** Data under study follows **

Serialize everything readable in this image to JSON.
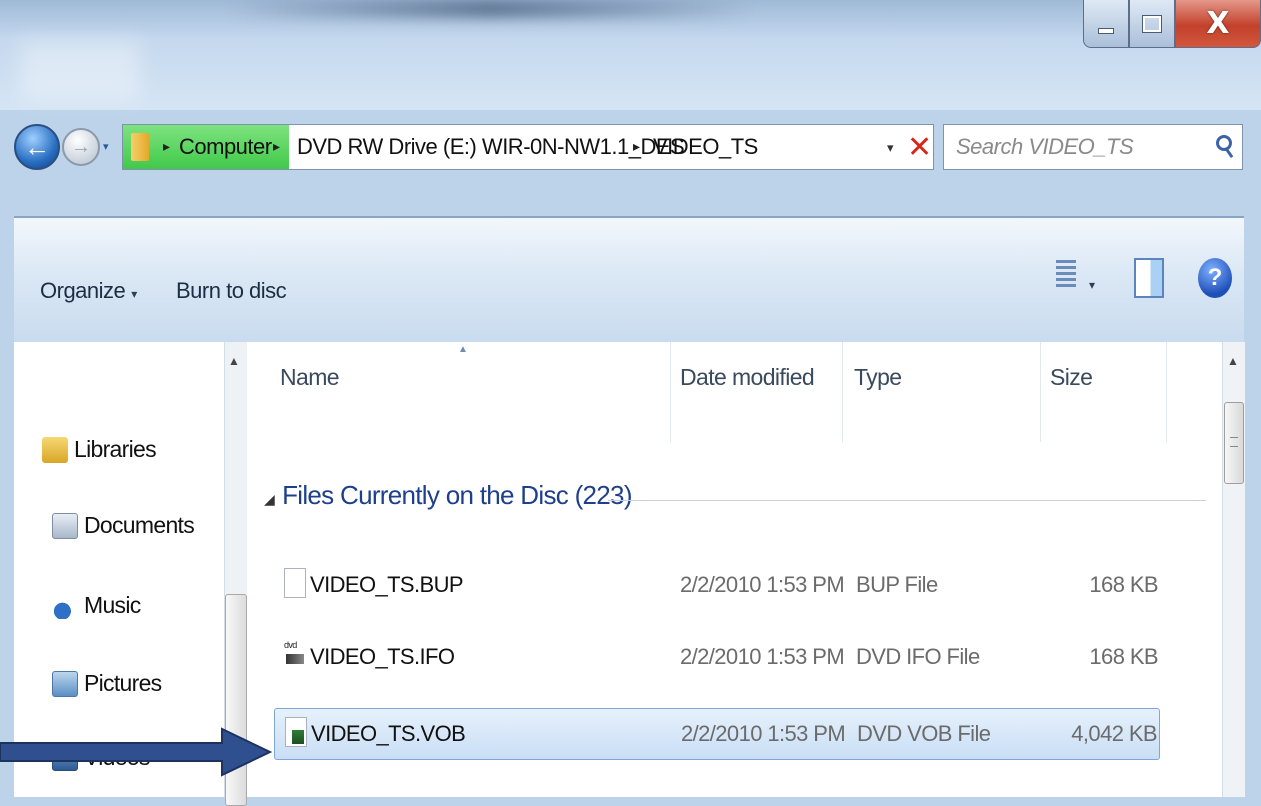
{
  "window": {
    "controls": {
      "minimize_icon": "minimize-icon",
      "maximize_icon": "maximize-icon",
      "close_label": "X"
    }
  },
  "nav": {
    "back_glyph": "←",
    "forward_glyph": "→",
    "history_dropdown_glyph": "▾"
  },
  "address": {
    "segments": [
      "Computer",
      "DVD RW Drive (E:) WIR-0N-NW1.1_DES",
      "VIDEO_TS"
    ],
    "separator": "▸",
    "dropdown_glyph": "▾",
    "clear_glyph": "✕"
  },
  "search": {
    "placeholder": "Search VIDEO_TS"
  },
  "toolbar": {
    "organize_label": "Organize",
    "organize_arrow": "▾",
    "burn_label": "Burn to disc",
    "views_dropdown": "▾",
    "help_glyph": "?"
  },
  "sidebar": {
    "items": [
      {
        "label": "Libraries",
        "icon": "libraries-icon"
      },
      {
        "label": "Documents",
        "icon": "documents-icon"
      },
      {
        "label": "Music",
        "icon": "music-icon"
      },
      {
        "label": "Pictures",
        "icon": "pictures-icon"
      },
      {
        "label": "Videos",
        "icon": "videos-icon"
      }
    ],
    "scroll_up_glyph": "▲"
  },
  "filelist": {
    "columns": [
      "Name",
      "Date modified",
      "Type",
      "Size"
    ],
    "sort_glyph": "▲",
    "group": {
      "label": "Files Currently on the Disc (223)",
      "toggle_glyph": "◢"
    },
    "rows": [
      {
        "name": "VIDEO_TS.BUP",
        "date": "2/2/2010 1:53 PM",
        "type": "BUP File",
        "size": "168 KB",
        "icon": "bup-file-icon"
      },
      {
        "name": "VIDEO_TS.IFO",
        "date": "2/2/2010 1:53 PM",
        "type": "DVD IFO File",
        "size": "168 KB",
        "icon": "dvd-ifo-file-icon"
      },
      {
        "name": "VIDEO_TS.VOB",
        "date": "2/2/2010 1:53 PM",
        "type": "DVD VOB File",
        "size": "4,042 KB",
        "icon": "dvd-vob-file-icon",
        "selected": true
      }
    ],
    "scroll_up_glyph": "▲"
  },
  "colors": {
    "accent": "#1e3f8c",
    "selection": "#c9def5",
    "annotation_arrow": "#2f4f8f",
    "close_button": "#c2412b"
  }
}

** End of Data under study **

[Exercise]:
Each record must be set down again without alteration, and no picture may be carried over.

[Problem solution]:
Serialize everything readable in this image to JSON.
{
  "window": {
    "controls": {
      "minimize_icon": "minimize-icon",
      "maximize_icon": "maximize-icon",
      "close_label": "X"
    }
  },
  "nav": {
    "back_glyph": "←",
    "forward_glyph": "→",
    "history_dropdown_glyph": "▾"
  },
  "address": {
    "segments": [
      "Computer",
      "DVD RW Drive (E:) WIR-0N-NW1.1_DES",
      "VIDEO_TS"
    ],
    "separator": "▸",
    "dropdown_glyph": "▾",
    "clear_glyph": "✕"
  },
  "search": {
    "placeholder": "Search VIDEO_TS"
  },
  "toolbar": {
    "organize_label": "Organize",
    "organize_arrow": "▾",
    "burn_label": "Burn to disc",
    "views_dropdown": "▾",
    "help_glyph": "?"
  },
  "sidebar": {
    "items": [
      {
        "label": "Libraries",
        "icon": "libraries-icon"
      },
      {
        "label": "Documents",
        "icon": "documents-icon"
      },
      {
        "label": "Music",
        "icon": "music-icon"
      },
      {
        "label": "Pictures",
        "icon": "pictures-icon"
      },
      {
        "label": "Videos",
        "icon": "videos-icon"
      }
    ],
    "scroll_up_glyph": "▲"
  },
  "filelist": {
    "columns": [
      "Name",
      "Date modified",
      "Type",
      "Size"
    ],
    "sort_glyph": "▲",
    "group": {
      "label": "Files Currently on the Disc (223)",
      "toggle_glyph": "◢"
    },
    "rows": [
      {
        "name": "VIDEO_TS.BUP",
        "date": "2/2/2010 1:53 PM",
        "type": "BUP File",
        "size": "168 KB",
        "icon": "bup-file-icon"
      },
      {
        "name": "VIDEO_TS.IFO",
        "date": "2/2/2010 1:53 PM",
        "type": "DVD IFO File",
        "size": "168 KB",
        "icon": "dvd-ifo-file-icon"
      },
      {
        "name": "VIDEO_TS.VOB",
        "date": "2/2/2010 1:53 PM",
        "type": "DVD VOB File",
        "size": "4,042 KB",
        "icon": "dvd-vob-file-icon",
        "selected": true
      }
    ],
    "scroll_up_glyph": "▲"
  },
  "colors": {
    "accent": "#1e3f8c",
    "selection": "#c9def5",
    "annotation_arrow": "#2f4f8f",
    "close_button": "#c2412b"
  }
}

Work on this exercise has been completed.